Exercise instructions: Which lines of the material hold the word "JSON"? Copy each one.

Task material:

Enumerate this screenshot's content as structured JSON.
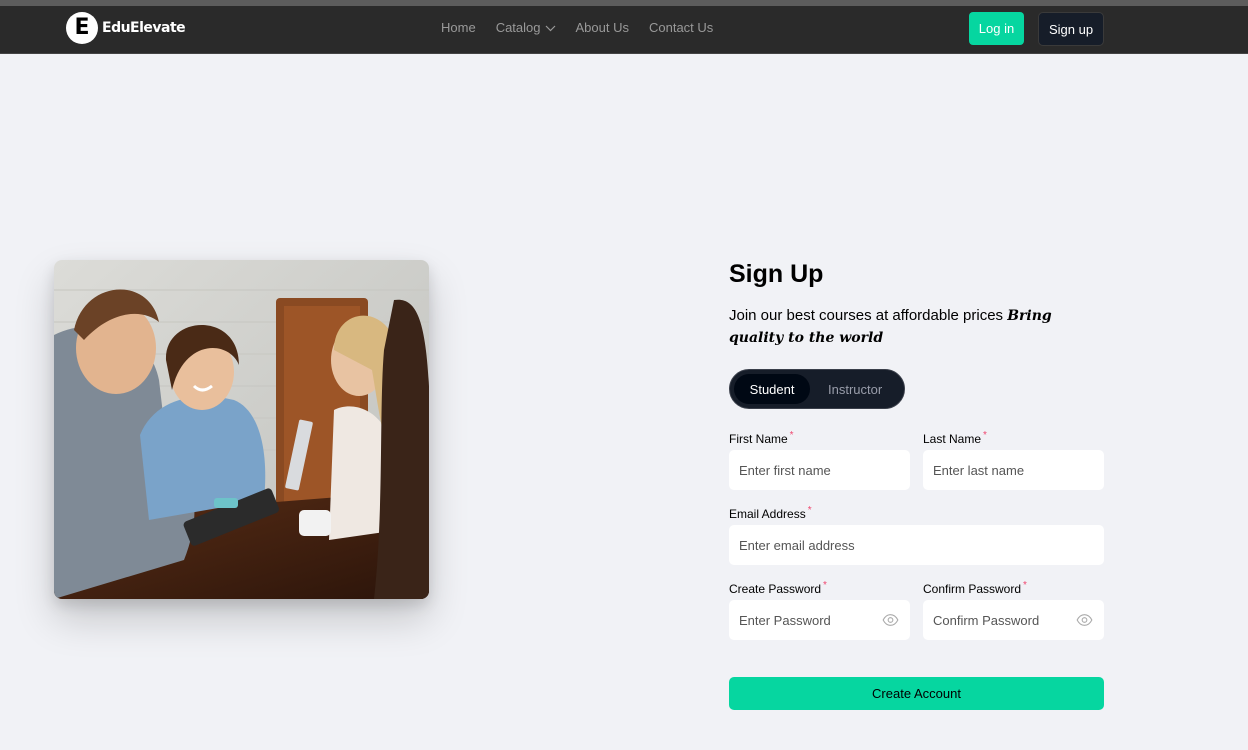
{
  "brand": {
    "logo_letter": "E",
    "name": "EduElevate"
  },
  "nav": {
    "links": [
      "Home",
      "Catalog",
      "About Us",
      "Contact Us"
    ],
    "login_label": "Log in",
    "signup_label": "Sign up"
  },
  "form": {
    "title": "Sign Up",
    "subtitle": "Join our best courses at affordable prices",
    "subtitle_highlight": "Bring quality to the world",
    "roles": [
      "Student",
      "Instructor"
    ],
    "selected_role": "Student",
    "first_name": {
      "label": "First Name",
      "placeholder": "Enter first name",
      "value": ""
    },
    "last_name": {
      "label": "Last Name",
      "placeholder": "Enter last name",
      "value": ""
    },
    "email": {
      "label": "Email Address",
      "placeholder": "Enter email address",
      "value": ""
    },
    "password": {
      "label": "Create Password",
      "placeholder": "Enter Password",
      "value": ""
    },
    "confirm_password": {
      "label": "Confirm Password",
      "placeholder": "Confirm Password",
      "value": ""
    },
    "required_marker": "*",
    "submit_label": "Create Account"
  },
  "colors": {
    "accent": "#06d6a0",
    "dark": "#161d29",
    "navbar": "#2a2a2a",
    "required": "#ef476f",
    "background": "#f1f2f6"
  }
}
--
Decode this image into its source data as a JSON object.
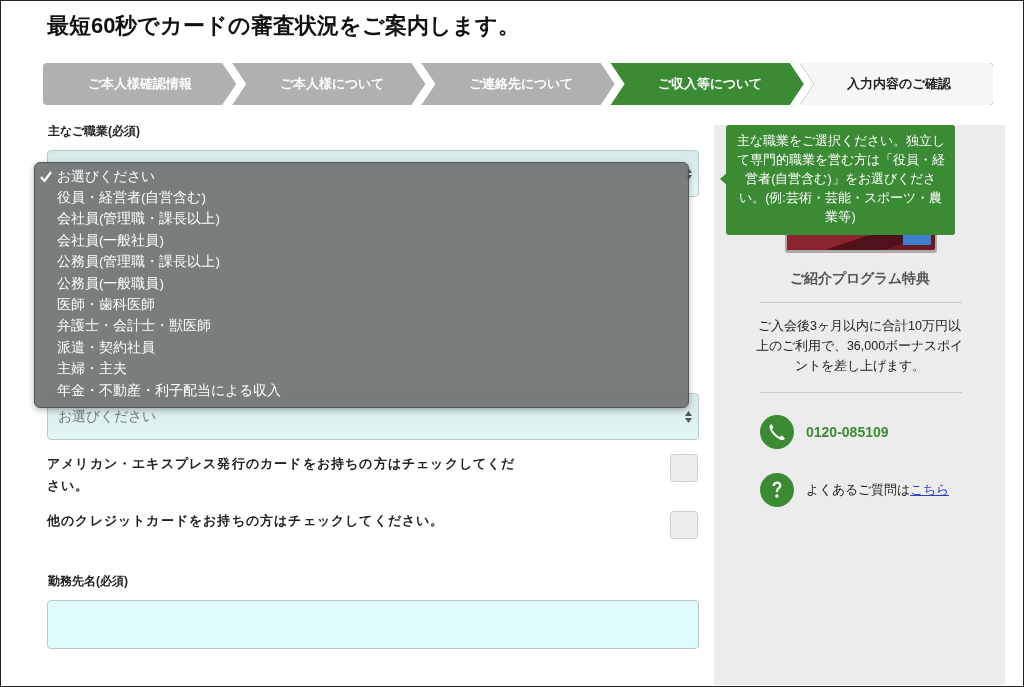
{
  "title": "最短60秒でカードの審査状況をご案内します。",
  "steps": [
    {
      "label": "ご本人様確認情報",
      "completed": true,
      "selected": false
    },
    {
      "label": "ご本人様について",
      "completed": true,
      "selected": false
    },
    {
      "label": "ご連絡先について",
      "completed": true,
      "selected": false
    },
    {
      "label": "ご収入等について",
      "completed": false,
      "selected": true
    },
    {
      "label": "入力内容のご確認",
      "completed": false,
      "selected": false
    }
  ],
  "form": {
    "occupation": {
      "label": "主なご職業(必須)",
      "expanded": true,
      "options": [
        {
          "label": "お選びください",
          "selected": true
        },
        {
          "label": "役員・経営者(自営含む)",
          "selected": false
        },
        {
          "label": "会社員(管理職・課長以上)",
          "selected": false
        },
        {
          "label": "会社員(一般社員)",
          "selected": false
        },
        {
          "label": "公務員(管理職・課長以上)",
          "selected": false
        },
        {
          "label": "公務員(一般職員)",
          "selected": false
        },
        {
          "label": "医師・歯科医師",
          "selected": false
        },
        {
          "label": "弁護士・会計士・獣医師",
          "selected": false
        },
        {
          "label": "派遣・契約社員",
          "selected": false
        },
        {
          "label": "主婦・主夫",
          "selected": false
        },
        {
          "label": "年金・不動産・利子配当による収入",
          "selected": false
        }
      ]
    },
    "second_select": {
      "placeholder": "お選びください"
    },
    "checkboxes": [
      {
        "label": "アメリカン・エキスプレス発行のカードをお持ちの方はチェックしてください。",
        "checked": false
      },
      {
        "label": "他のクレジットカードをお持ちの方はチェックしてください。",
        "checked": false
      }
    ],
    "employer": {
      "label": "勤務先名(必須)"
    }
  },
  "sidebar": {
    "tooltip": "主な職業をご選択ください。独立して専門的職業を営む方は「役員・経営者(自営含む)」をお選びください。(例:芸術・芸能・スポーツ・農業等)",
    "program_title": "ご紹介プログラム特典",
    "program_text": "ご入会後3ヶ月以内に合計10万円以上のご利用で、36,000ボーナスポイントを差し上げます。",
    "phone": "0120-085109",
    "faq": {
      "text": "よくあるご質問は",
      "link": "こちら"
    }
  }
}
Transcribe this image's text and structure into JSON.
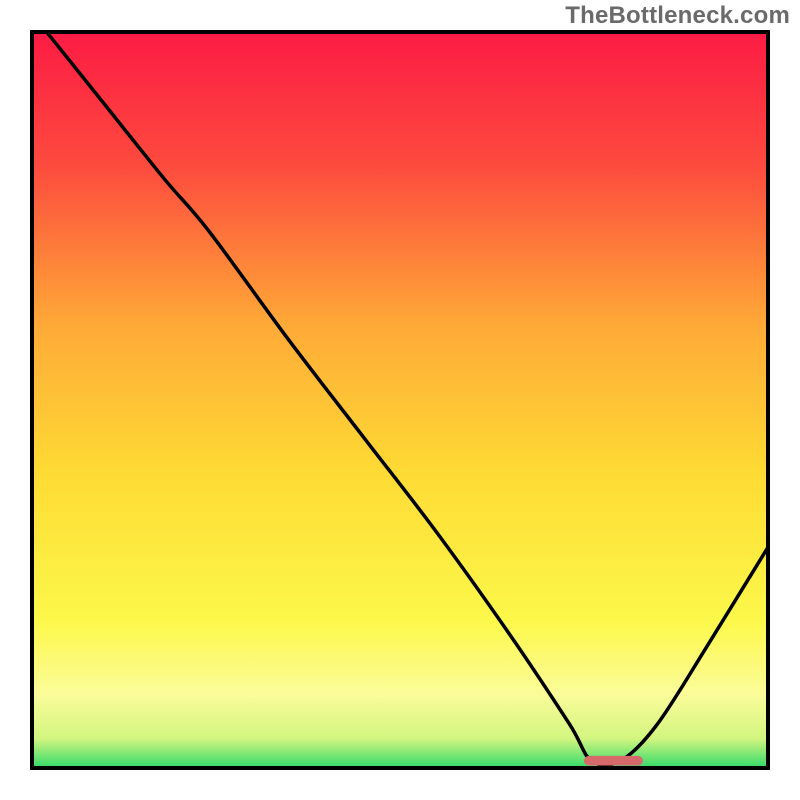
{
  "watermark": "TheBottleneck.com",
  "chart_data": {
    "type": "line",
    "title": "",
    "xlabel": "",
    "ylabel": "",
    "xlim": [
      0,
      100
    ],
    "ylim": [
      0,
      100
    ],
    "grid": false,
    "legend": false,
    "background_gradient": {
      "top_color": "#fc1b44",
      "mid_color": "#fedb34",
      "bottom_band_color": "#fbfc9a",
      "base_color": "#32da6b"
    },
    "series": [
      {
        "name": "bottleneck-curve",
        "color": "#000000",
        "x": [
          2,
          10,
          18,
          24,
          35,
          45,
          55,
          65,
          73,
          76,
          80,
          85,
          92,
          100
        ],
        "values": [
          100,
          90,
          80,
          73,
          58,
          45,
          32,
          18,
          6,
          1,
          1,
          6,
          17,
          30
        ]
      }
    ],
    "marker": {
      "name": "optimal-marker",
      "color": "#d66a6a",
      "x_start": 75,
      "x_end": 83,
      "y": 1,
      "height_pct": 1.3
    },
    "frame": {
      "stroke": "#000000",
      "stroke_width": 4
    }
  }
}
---
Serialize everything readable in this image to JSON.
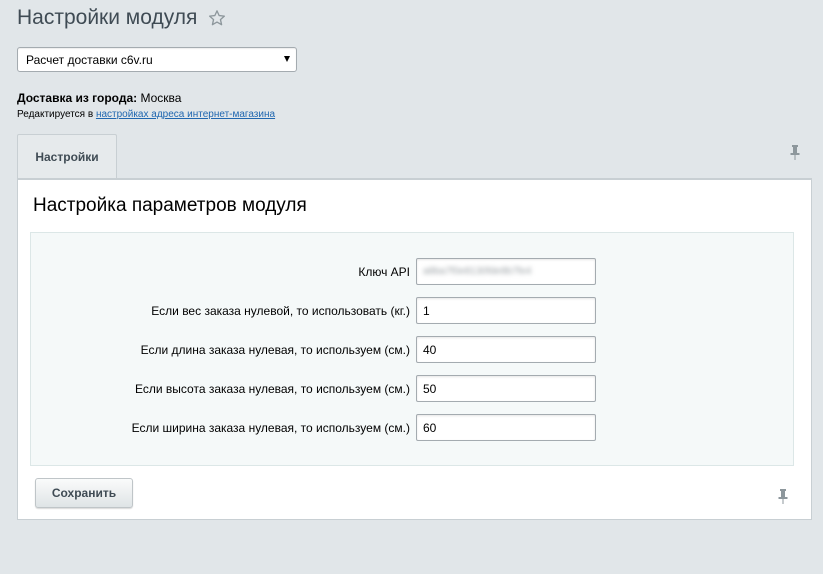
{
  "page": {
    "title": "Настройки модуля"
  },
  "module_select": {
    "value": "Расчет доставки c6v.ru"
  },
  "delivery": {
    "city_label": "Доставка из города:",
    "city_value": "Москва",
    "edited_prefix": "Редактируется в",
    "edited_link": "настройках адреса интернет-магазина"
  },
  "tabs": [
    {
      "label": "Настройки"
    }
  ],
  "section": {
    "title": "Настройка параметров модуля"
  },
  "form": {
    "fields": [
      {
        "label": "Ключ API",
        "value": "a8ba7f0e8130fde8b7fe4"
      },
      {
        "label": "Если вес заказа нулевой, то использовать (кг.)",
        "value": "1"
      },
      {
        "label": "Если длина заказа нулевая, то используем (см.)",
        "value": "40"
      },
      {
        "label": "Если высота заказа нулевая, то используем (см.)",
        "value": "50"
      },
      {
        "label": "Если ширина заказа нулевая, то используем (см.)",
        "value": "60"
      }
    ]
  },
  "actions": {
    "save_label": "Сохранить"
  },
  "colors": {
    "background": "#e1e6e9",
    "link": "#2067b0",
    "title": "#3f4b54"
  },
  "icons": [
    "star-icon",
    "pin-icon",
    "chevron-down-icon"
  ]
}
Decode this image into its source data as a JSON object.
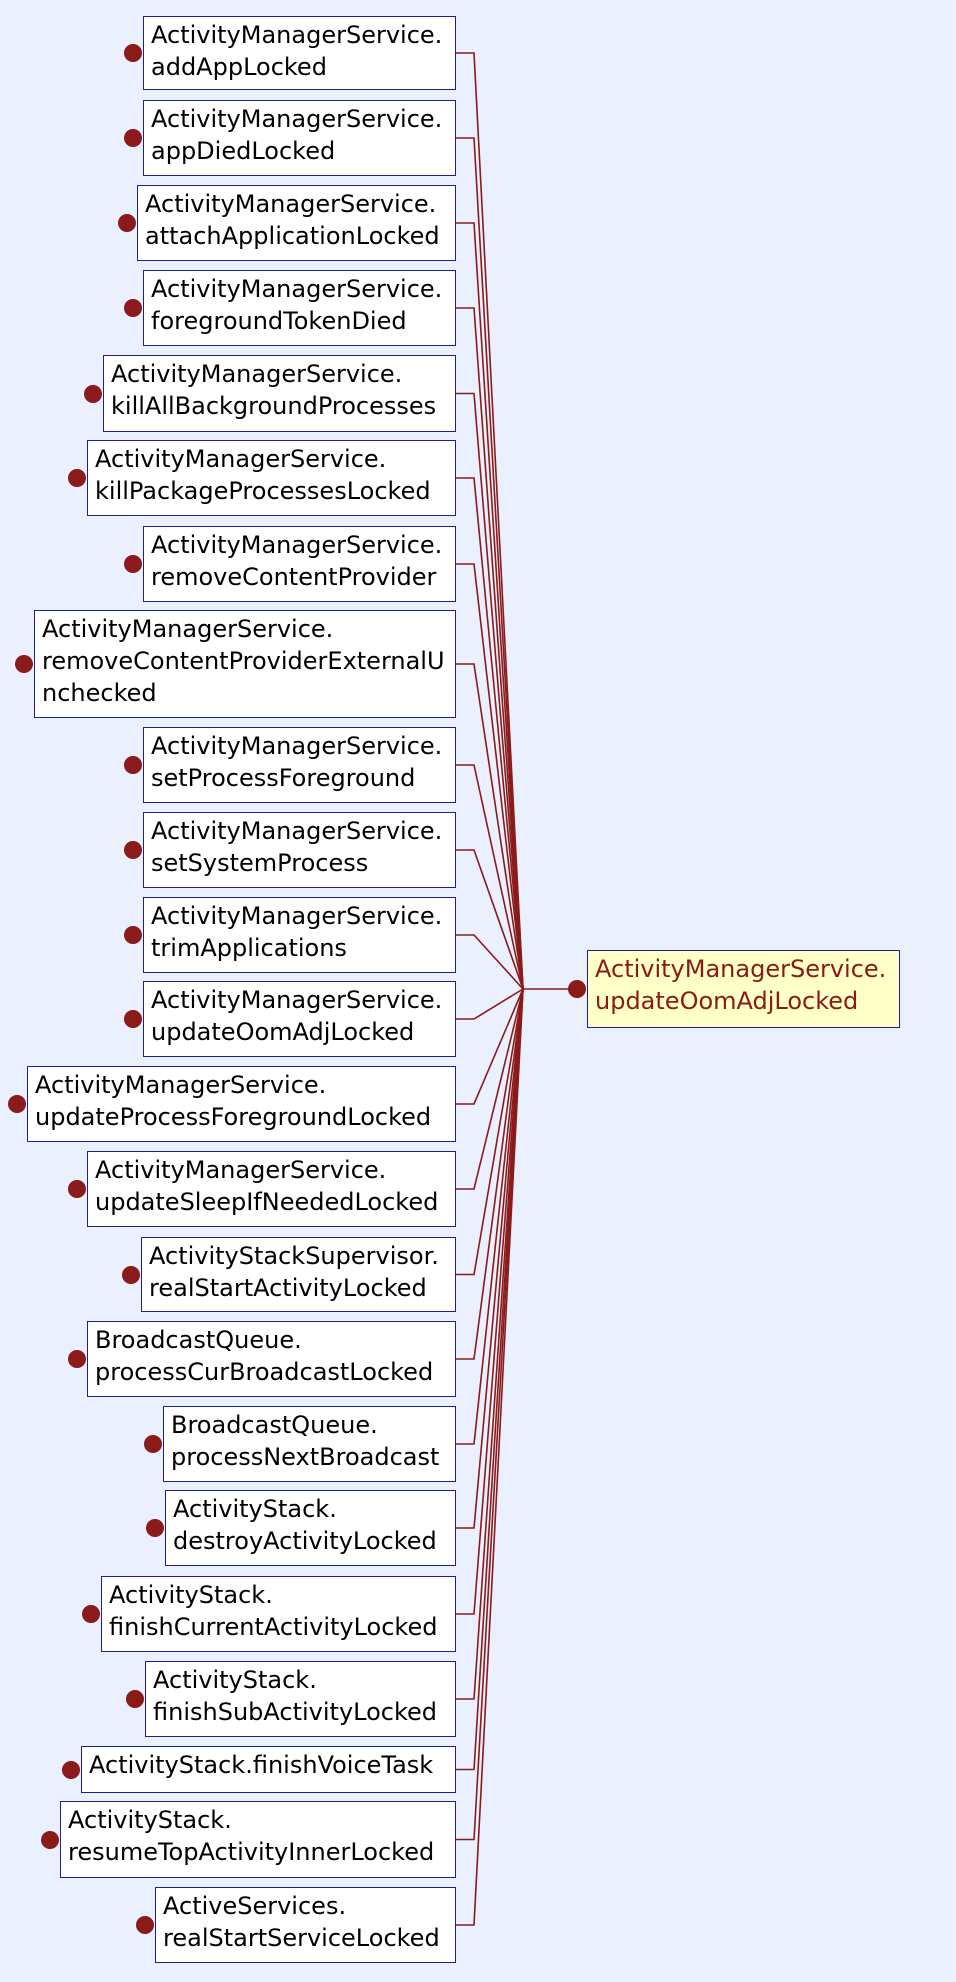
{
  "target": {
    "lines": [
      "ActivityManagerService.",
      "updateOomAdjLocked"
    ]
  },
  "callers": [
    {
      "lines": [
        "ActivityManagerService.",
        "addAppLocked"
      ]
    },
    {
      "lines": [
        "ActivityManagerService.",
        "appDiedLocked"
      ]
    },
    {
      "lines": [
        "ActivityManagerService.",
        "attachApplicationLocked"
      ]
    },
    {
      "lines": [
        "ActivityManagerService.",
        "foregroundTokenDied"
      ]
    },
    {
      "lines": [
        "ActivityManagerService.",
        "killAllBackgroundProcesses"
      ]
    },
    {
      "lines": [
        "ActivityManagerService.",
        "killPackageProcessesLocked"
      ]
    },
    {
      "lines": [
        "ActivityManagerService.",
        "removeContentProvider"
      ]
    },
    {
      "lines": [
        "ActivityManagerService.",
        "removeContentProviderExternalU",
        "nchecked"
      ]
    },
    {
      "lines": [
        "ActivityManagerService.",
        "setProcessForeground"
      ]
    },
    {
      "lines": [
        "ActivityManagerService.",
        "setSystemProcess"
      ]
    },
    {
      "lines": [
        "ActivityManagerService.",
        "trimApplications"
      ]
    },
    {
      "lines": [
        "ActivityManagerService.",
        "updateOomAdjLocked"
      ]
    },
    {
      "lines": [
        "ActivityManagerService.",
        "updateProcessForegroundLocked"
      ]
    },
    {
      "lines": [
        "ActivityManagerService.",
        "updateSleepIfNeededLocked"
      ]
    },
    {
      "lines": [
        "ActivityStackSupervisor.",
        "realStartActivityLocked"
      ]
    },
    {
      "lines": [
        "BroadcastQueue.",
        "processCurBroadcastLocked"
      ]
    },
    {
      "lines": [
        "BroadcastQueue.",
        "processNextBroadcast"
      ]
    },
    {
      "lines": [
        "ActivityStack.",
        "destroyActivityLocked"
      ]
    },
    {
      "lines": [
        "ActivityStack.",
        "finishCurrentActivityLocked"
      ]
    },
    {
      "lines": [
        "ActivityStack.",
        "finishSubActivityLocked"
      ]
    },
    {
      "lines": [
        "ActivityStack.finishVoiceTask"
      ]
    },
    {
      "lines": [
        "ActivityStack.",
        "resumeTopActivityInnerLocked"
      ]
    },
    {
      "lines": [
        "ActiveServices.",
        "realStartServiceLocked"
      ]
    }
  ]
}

Answer section:
Enumerate this screenshot's content as structured JSON.
Decode this image into its source data as a JSON object.
Transcribe this image's text and structure into JSON.
Serialize everything readable in this image to JSON.
Decode this image into its source data as a JSON object.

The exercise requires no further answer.